As a music professional, I've become a deeply analytical listener both at work and (for better or worse) when listening for pleasure. When I'm mastering a song, I carefully, purposefully flip my focus between minutiae and the big picture - the snare, the song, the sibilance, the air, the low end of the lead vocals, the album. When I'm listening for pleasure, I can't help falling into analytical traps and hyper-focusing on a single artist, sometimes a single song for days, weeks, months. I had a Them period, followed by a summer of Peter Sarstedt. In the months after my son was born, I alternated listening to Del Shannon and Silver Apples, a lot. Last October, I had a love affair with a single song: "California Dreamin'."
And then there's Scott Walker. He's like my high school boyfriend. I forget him for awhile, but I keep coming back to him. Early Scott, late Scott, baroque pop Scott, avant Scott.
This week, I've been listening to two Scott Walker songs on repeat. Literally. I walk around with headphones on, listening to these songs on a loop. Mostly the Scott Walker versions, but sometimes I dip into Shirley Brown or Ronald Isley versions. I don't know why these two superbly dramatic love songs have captured me, but here you go:
(If you like these songs, do yourself a favor and go buy some hi-res versions!)

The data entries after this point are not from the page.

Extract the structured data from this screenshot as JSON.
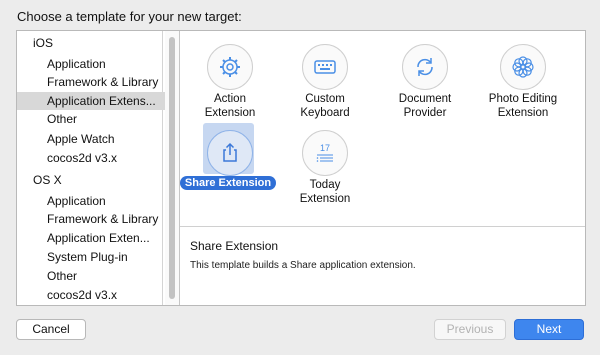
{
  "dialog": {
    "title": "Choose a template for your new target:"
  },
  "sidebar": {
    "items": [
      {
        "label": "iOS",
        "type": "head"
      },
      {
        "label": "Application",
        "type": "child"
      },
      {
        "label": "Framework & Library",
        "type": "child"
      },
      {
        "label": "Application Extens...",
        "type": "child",
        "selected": true
      },
      {
        "label": "Other",
        "type": "child"
      },
      {
        "label": "Apple Watch",
        "type": "child"
      },
      {
        "label": "cocos2d v3.x",
        "type": "child"
      },
      {
        "label": "OS X",
        "type": "head"
      },
      {
        "label": "Application",
        "type": "child"
      },
      {
        "label": "Framework & Library",
        "type": "child"
      },
      {
        "label": "Application Exten...",
        "type": "child"
      },
      {
        "label": "System Plug-in",
        "type": "child"
      },
      {
        "label": "Other",
        "type": "child"
      },
      {
        "label": "cocos2d v3.x",
        "type": "child"
      }
    ]
  },
  "templates": [
    {
      "label1": "Action",
      "label2": "Extension",
      "icon": "gear-icon"
    },
    {
      "label1": "Custom",
      "label2": "Keyboard",
      "icon": "keyboard-icon"
    },
    {
      "label1": "Document",
      "label2": "Provider",
      "icon": "sync-icon"
    },
    {
      "label1": "Photo Editing",
      "label2": "Extension",
      "icon": "flower-icon"
    },
    {
      "label1": "Share Extension",
      "label2": "",
      "icon": "share-icon",
      "selected": true
    },
    {
      "label1": "Today",
      "label2": "Extension",
      "icon": "calendar-icon",
      "day": "17"
    }
  ],
  "detail": {
    "title": "Share Extension",
    "description": "This template builds a Share application extension."
  },
  "buttons": {
    "cancel": "Cancel",
    "previous": "Previous",
    "next": "Next"
  },
  "colors": {
    "accent": "#3e86ee",
    "selection": "#2f6fd6",
    "sidebar_selected": "#d8d8d8"
  }
}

They are equally theatrical - heart-aching, breath-taking, kissing in the rain, driving fast down PCH1 in a 1967 Porsche 912 passionate - but in totally opposite ways. In Make It Easy On Yourself, he's telling her to go, find happiness, he'll make it alone. In Stay With Me Baby, he's pleading for her to stay, he can't live without her. But that's just the lyrical content. The music, the way he sings, the harmonies, the string arrangements, the timpani, the extra chorus...! Make It Easy On Yourself could have ended at 2:30, Stay With Me Baby could have faded out at 3:00, but oh no, we need that extra chorus!
So, which is it, Scott?